In the instant case, the trial court’s rate determination was supported not only by the adjusted Laffey Matrix, but also by Finney, an attorney with more than 20 years experience in civil litigation of this type, who stated under penalty of perjury his opinion as to the prevailing rate in the San Francisco Bay Area for the services performed by the attorneys and paralegals in the case—at rates virtually identical to those calculated in the Laffey Matrix as adjusted for the San Francisco-San Jose-Oakland Region. Moreover, the trial judge who had presided over the matter viewed the services performed as “sophisticated” legal work and stated the hourly rate requested was “not even close to the highest hourly rate that I have seen in this area.”
We reiterate that the trial court is in the best position to value the services rendered by the attorneys in his or her courtroom. (E.g., Ketchum v. Moses, supra, 24 Cal.4th at p. 1132.) In the circumstances presented here, we cannot say this judge was “ ‘ “clearly wrong.” ’ ” (Ketchum v. Moses, supra, 24 Cal.4th at p. 1132.) Consequently, we find no abuse of discretion.
However, we point out that the trial court was neither required to follow the Laffey Matrix nor to adopt the rate defense counsel opined was the “market rate” for services of this type. Our deference here to the trial court’s exercise of its discretion in setting a reasonable attorney fee suggests that had the court determined that the actual rate charged was the reasonable rate for the type of services rendered, we would similarly find the court acted within the scope of its discretion. (See El Escorial Owners’ Ass’n. v. DLC Plastering, Inc. (2007) 154 Cal.App.4th 1337, 1365–1367 [65 Cal.Rptr.3d 524] [affirming the trial court’s reduction of a fee request where, among other things, the trial court found the rates sought were twice the rates billed to the insurance company].) Our Supreme Court has explained that the reasonable hourly rate used for the lodestar calculation “is that prevailing in the community for similar work.” (PLCM Group, supra, 22 Cal.4th at p. 1095, italics added; see Ketchum v. Moses, supra, 24 Cal.4th at p. 1132 [“the lodestar is the basic fee for comparable legal services in the community’], italics added.) A reasonable trial court might determine that the “similar work” or “comparable legal services” related to insurance defense litigation, rather than to civil litigation in general. Were the court to so conclude, it could view the relevant “market” to be that of insurance defense litigation and litigators, rather than general civil litigation. The “market rate” for such services might be limited accordingly. Again, we emphasize that such determinations lie within the broad
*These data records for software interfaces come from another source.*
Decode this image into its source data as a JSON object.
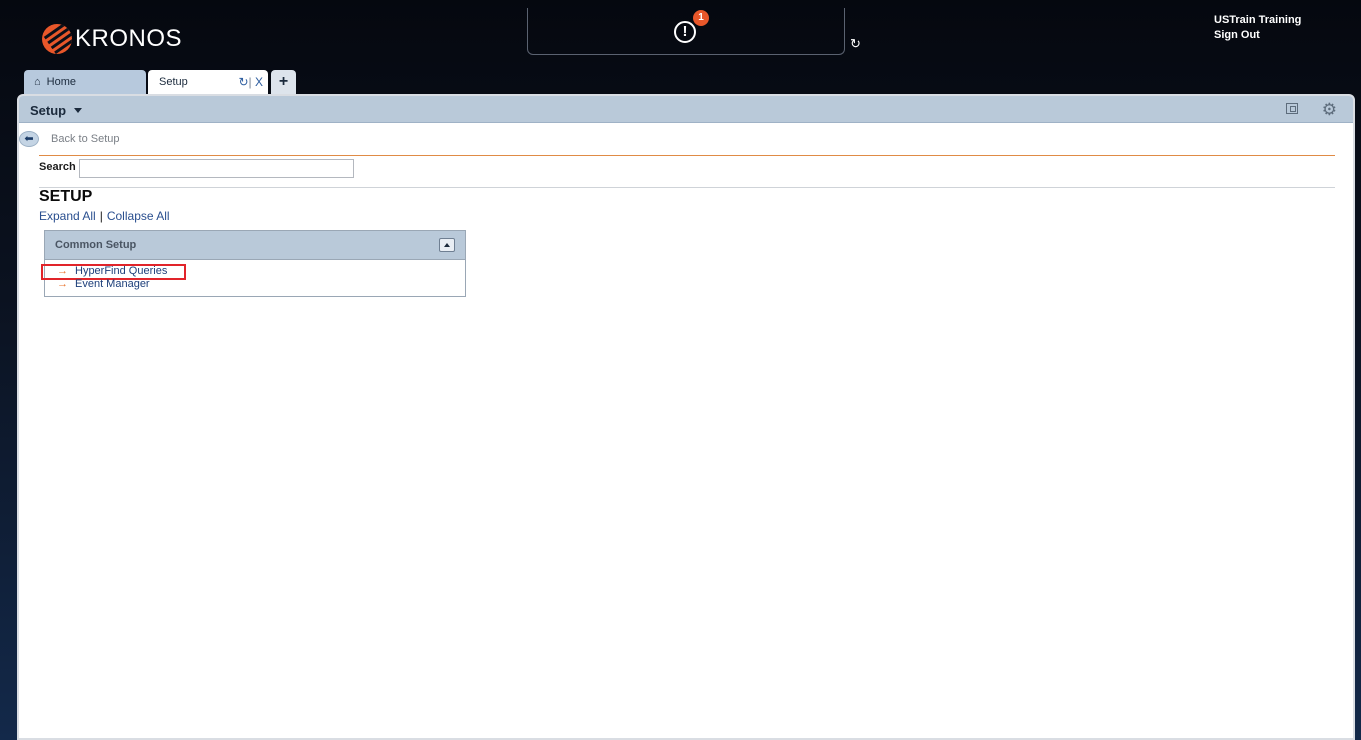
{
  "header": {
    "logo_text": "KRONOS",
    "alert_count": "1",
    "user_name": "USTrain Training",
    "sign_out": "Sign Out"
  },
  "tabs": [
    {
      "label": "Home",
      "icon": "home-icon"
    },
    {
      "label": "Setup",
      "icon": "refresh-icon",
      "close": "X"
    },
    {
      "label": "+"
    }
  ],
  "panel": {
    "title": "Setup",
    "back_label": "Back to Setup",
    "search_label": "Search",
    "search_value": "",
    "heading": "SETUP",
    "expand_all": "Expand All",
    "separator": "|",
    "collapse_all": "Collapse All",
    "section": {
      "title": "Common Setup",
      "items": [
        {
          "label": "HyperFind Queries",
          "highlighted": true
        },
        {
          "label": "Event Manager",
          "highlighted": false
        }
      ]
    }
  },
  "colors": {
    "accent_orange": "#e8572a",
    "panel_bar": "#b9c9d9",
    "link_blue": "#2a4f8f",
    "highlight_red": "#e1242a"
  }
}
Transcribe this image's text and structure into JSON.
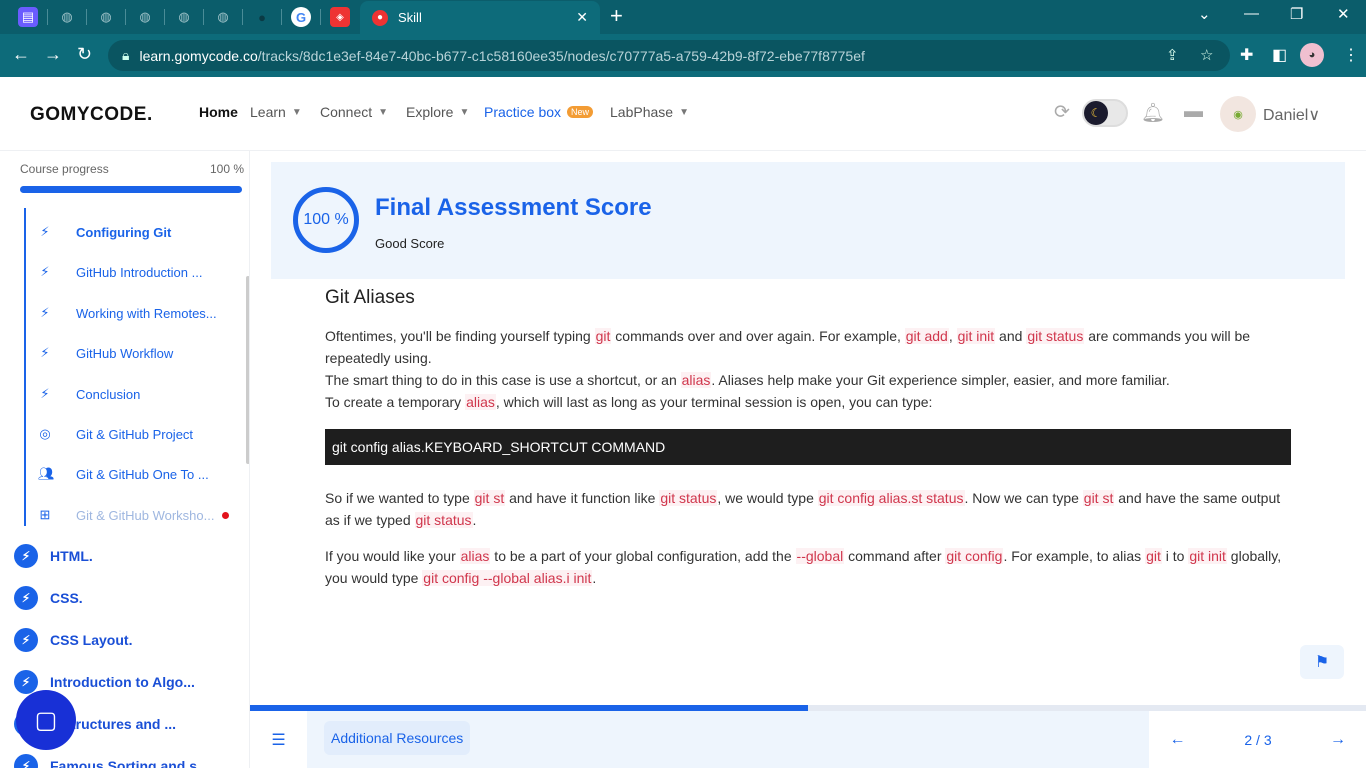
{
  "browser": {
    "tab_title": "Skill",
    "tab_close": "✕",
    "new_tab": "+",
    "url_host": "learn.gomycode.co",
    "url_path": "/tracks/8dc1e3ef-84e7-40bc-b677-c1c58160ee35/nodes/c70777a5-a759-42b9-8f72-ebe77f8775ef"
  },
  "header": {
    "logo": "GOMYCODE.",
    "nav": {
      "home": "Home",
      "learn": "Learn",
      "connect": "Connect",
      "explore": "Explore",
      "practice": "Practice box",
      "practice_badge": "New",
      "labphase": "LabPhase"
    },
    "user_name": "Daniel"
  },
  "sidebar": {
    "progress_label": "Course progress",
    "progress_value": "100 %",
    "progress_fraction": 1.0,
    "lessons": [
      {
        "label": "Configuring Git",
        "icon": "bolt-icon"
      },
      {
        "label": "GitHub Introduction ...",
        "icon": "bolt-icon"
      },
      {
        "label": "Working with Remotes...",
        "icon": "bolt-icon"
      },
      {
        "label": "GitHub Workflow",
        "icon": "bolt-icon"
      },
      {
        "label": "Conclusion",
        "icon": "bolt-icon"
      },
      {
        "label": "Git & GitHub Project",
        "icon": "target-icon"
      },
      {
        "label": "Git & GitHub One To ...",
        "icon": "people-icon"
      },
      {
        "label": "Git & GitHub Worksho...",
        "icon": "workshop-icon"
      }
    ],
    "modules": [
      {
        "label": "HTML."
      },
      {
        "label": "CSS."
      },
      {
        "label": "CSS Layout."
      },
      {
        "label": "Introduction to Algo..."
      },
      {
        "label": "a Structures and ..."
      },
      {
        "label": "Famous Sorting and s..."
      }
    ]
  },
  "score": {
    "percent": "100 %",
    "title": "Final Assessment Score",
    "subtitle": "Good Score"
  },
  "article": {
    "heading": "Git Aliases",
    "p1_a": "Oftentimes, you'll be finding yourself typing ",
    "p1_c1": "git",
    "p1_b": " commands over and over again. For example, ",
    "p1_c2": "git add",
    "p1_c": ", ",
    "p1_c3": "git init",
    "p1_d": " and ",
    "p1_c4": "git status",
    "p1_e": " are commands you will be repeatedly using.",
    "p2_a": "The smart thing to do in this case is use a shortcut, or an ",
    "p2_c1": "alias",
    "p2_b": ". Aliases help make your Git experience simpler, easier, and more familiar.",
    "p3_a": "To create a temporary ",
    "p3_c1": "alias",
    "p3_b": ", which will last as long as your terminal session is open, you can type:",
    "command": "git config alias.KEYBOARD_SHORTCUT COMMAND",
    "p4_a": "So if we wanted to type ",
    "p4_c1": "git st",
    "p4_b": " and have it function like ",
    "p4_c2": "git status",
    "p4_c": ", we would type ",
    "p4_c3": "git config alias.st status",
    "p4_d": ". Now we can type ",
    "p4_c4": "git st",
    "p4_e": " and have the same output as if we typed ",
    "p4_c5": "git status",
    "p4_f": ".",
    "p5_a": "If you would like your ",
    "p5_c1": "alias",
    "p5_b": " to be a part of your global configuration, add the ",
    "p5_c2": "--global",
    "p5_c": " command after ",
    "p5_c3": "git config",
    "p5_d": ". For example, to alias ",
    "p5_c4": "git",
    "p5_e": " i to ",
    "p5_c5": "git init",
    "p5_f": " globally, you would type ",
    "p5_c6": "git config --global alias.i init",
    "p5_g": "."
  },
  "footer": {
    "resources": "Additional Resources",
    "page": "2 / 3",
    "lesson_progress_fraction": 0.5
  },
  "colors": {
    "accent": "#1a63e8",
    "browser_chrome": "#0d6b7a",
    "code_text": "#d0364c"
  }
}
discretion of the trial court. They raise a number of issues, not the least of which is that the prevailing plaintiff’s privately retained counsel in such circumstances could claim a “market rate” reasonable fee far in excess of the “market rate” reasonable fee that could be claimed by a prevailing opponent whose defense counsel was retained by an insurer.
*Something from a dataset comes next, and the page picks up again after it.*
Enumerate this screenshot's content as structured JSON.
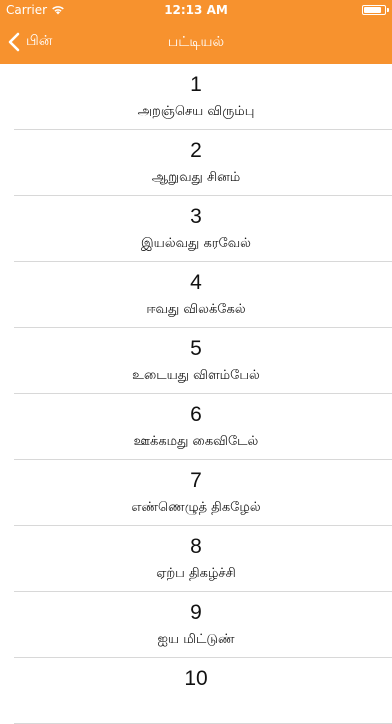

Be that as it may, we are convinced the trial court did not abuse its discretion in its award of attorney fees to defendants in this case.
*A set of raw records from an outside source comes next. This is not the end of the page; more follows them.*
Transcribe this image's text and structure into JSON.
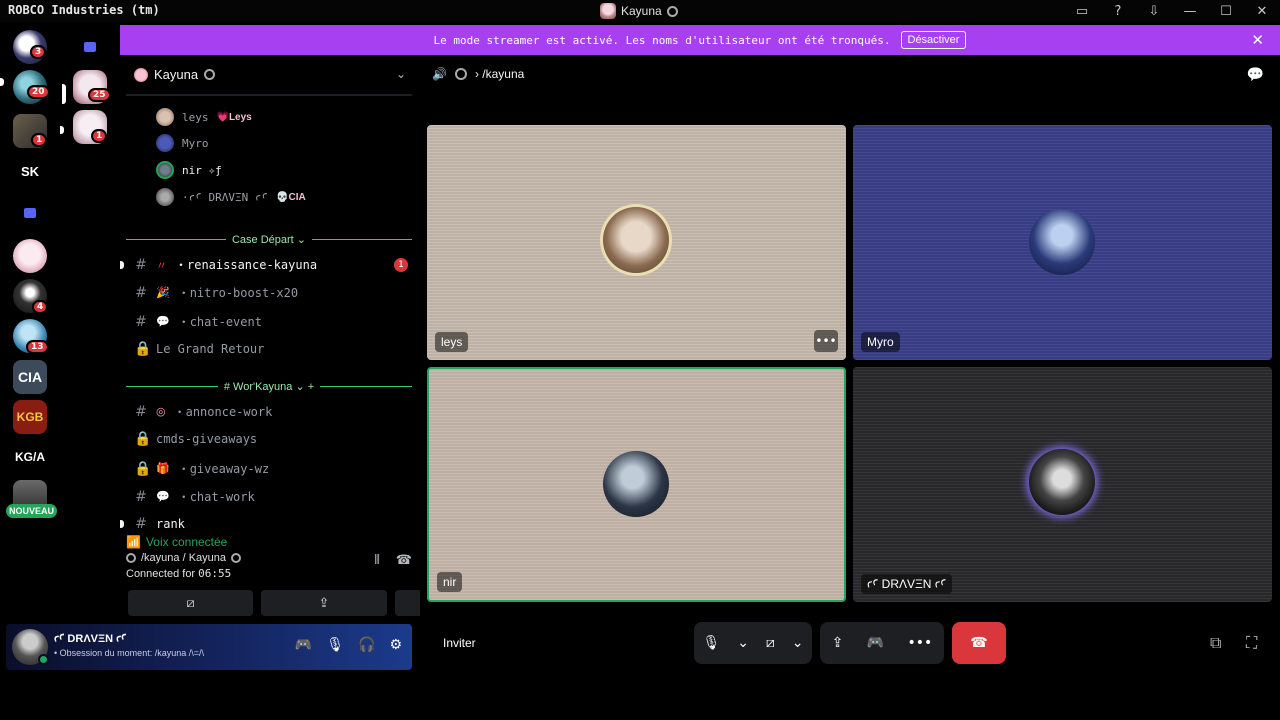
{
  "titlebar": {
    "app_name": "ROBCO Industries (tm)",
    "window_title": "Kayuna",
    "icons": [
      "inbox-icon",
      "help-icon",
      "download-icon",
      "minimize-icon",
      "maximize-icon",
      "close-icon"
    ],
    "glyphs": [
      "▭",
      "?",
      "⇩",
      "—",
      "☐",
      "✕"
    ]
  },
  "rail": {
    "badges": [
      "3",
      "20",
      "25",
      "1",
      "1",
      "4",
      "13"
    ],
    "labels": [
      "SK",
      "CIA",
      "KGB",
      "KG/A"
    ],
    "new_label": "NOUVEAU"
  },
  "banner": {
    "text": "Le mode streamer est activé. Les noms d'utilisateur ont été tronqués.",
    "button": "Désactiver",
    "close": "✕",
    "color": "#a640f0"
  },
  "guild": {
    "name": "Kayuna",
    "chevron": "⌄"
  },
  "voice_users": [
    {
      "name": "leys",
      "tag": "💗Leys"
    },
    {
      "name": "Myro",
      "tag": ""
    },
    {
      "name": "nir ✧ƒ",
      "tag": ""
    },
    {
      "name": "·⁠ꜥꜤ DRΛVΞN ꜥꜤ",
      "tag": "💀CIA"
    }
  ],
  "categories": {
    "cat1": "Case Départ ⌄",
    "cat2": "# Wor'Kayuna ⌄ +"
  },
  "channels": [
    {
      "name": "・renaissance-kayuna",
      "emoji": "〃",
      "badge": "1"
    },
    {
      "name": "・nitro-boost-x20",
      "emoji": "🎉"
    },
    {
      "name": "・chat-event",
      "emoji": "💬"
    },
    {
      "name": "Le Grand Retour",
      "emoji": ""
    },
    {
      "name": "・annonce-work",
      "emoji": "◎"
    },
    {
      "name": "cmds-giveaways",
      "emoji": ""
    },
    {
      "name": "・giveaway-wz",
      "emoji": "🎁"
    },
    {
      "name": "・chat-work",
      "emoji": "💬"
    },
    {
      "name": "rank",
      "emoji": ""
    }
  ],
  "voice_panel": {
    "status": "Voix connectée",
    "channel": "/kayuna / Kayuna",
    "connected_prefix": "Connected for",
    "connected_time": "06:55"
  },
  "user": {
    "name": "ꜥꜤ DRΛVΞN ꜥꜤ",
    "status": "• Obsession du moment: /kayuna /\\=/\\"
  },
  "stage": {
    "breadcrumb": "/kayuna",
    "tiles": [
      {
        "label": "leys",
        "bg": "#c8bcb0"
      },
      {
        "label": "Myro",
        "bg": "#3a3f8a"
      },
      {
        "label": "nir",
        "bg": "#c8b8ae",
        "speaking_color": "#23a55a"
      },
      {
        "label": "ꜥꜤ DRΛVΞN ꜥꜤ",
        "bg": "#2a2a2c"
      }
    ],
    "invite": "Inviter"
  },
  "controls": {
    "mic": "🎙",
    "caret": "⌄",
    "camera_off": "⧄",
    "screenshare": "⇪",
    "activity": "🎮",
    "more": "•••",
    "hangup": "☎",
    "popout": "⧉",
    "fullscreen": "⛶"
  },
  "colors": {
    "accent_green": "#23a55a",
    "danger_red": "#da373c",
    "blurple": "#5865f2"
  }
}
The order granting defendants’ motion for attorney fees is affirmed. Each party shall recover its own costs on this appeal.
Haerle, J., and Brick, J.,[*]